Similarly, when life gets overwhelming, I have set myself "short term" goals. Not only are they easier to identify, it is a good boost for the self-esteem because in a very short time, I could accumulate quite a long list of "good jobs". And I found it didn't have to be "major" accomplishments. There were days it was "I read an extra book to my daughter" or "I did 10 situps" or other seemingly "no big deals". At the end of the day, I would remind myself what "good" thing I had done. It helped me keep a "here and now" perspective on things, rather than getting overwhelmed by the "marathon" of life.

I must have had a GREAT teacher. :-)

Dr. Bill Emener said...

Hi Jordana,
While I am touched by your closing remark, I give you a deserved standing ovation -- your points clearly are on the money (and extremely well-written).
What you basically are saying is that with a well thought out and operationalized strategy, a person can take proactive steps to overcome adversity and maximize their mental health.
Thank you for stopping by and offering your sage advice,

Jordana said...

"What you basically are saying is that..." - I've never been good at "basically" saying anything.
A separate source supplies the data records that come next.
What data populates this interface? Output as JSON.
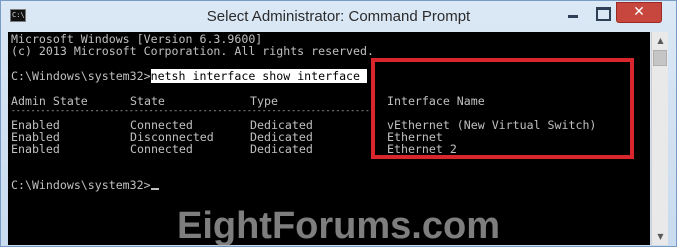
{
  "window": {
    "title": "Select Administrator: Command Prompt",
    "icon_text": "C:\\",
    "close_glyph": "✕"
  },
  "console": {
    "lines": [
      "Microsoft Windows [Version 6.3.9600]",
      "(c) 2013 Microsoft Corporation. All rights reserved."
    ],
    "prompt1": "C:\\Windows\\system32>",
    "command": "netsh interface show interface ",
    "headers": {
      "admin_state": "Admin State",
      "state": "State",
      "type": "Type",
      "interface_name": "Interface Name"
    },
    "divider": "-------------------------------------------------------------------------",
    "rows": [
      {
        "admin_state": "Enabled",
        "state": "Connected",
        "type": "Dedicated",
        "interface_name": "vEthernet (New Virtual Switch)"
      },
      {
        "admin_state": "Enabled",
        "state": "Disconnected",
        "type": "Dedicated",
        "interface_name": "Ethernet"
      },
      {
        "admin_state": "Enabled",
        "state": "Connected",
        "type": "Dedicated",
        "interface_name": "Ethernet 2"
      }
    ],
    "prompt2": "C:\\Windows\\system32>"
  },
  "highlight_color": "#d9262c",
  "watermark": "EightForums.com"
}
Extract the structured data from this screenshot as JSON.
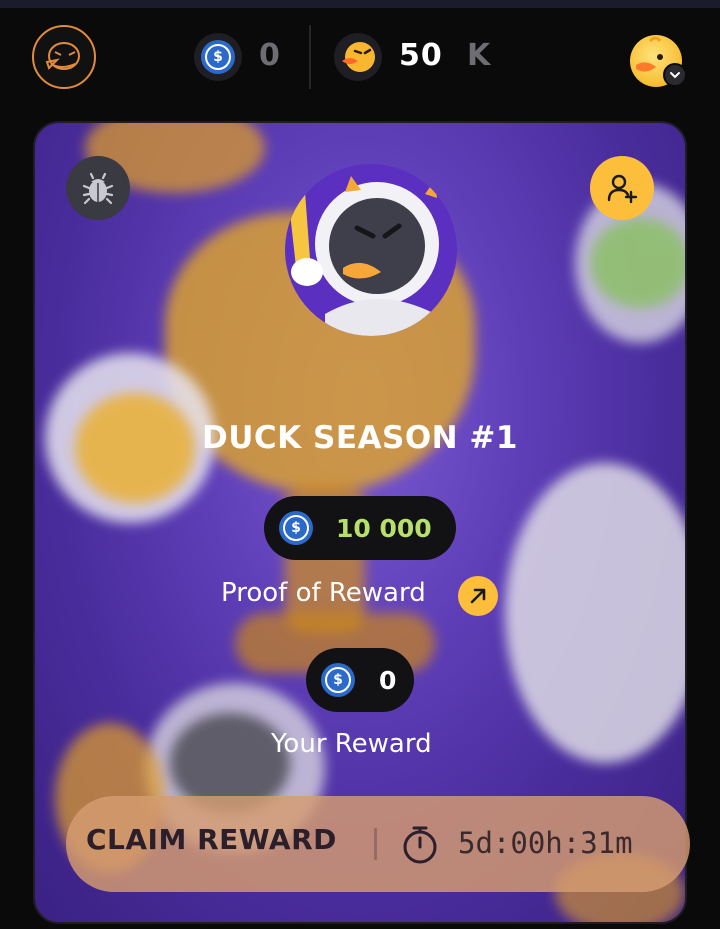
{
  "header": {
    "usdc_balance": "0",
    "eggs_balance": "50",
    "eggs_suffix": "K",
    "icons": [
      "duck-logo-icon",
      "usdc-coin-icon",
      "duck-token-icon",
      "user-avatar-icon",
      "chevron-down-icon"
    ]
  },
  "card": {
    "title": "DUCK SEASON #1",
    "prize_pool": "10 000",
    "proof_label": "Proof of Reward",
    "your_reward_value": "0",
    "your_reward_label": "Your Reward",
    "claim_label": "CLAIM REWARD",
    "timer": "5d:00h:31m",
    "icons": [
      "bug-icon",
      "add-user-icon",
      "arrow-up-right-icon",
      "timer-icon"
    ]
  },
  "colors": {
    "accent_yellow": "#fdbf3b",
    "prize_green": "#b6e06a",
    "card_purple": "#5f3fb8",
    "usdc_blue": "#2c6ac9",
    "claim_bar": "#d69c70"
  }
}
Way to wordy, if you ask me, but every word seems important at the moment. Thanks for breaking it down to the basics.

Dr. Bill Emener said...

Hi Jordana,
Thanks for your very complimentary reply. Please do not think that th issues are simple. However, I have found that if we can look at the issues simplistically, they're easier to attend to and deal with.
Ciao for now,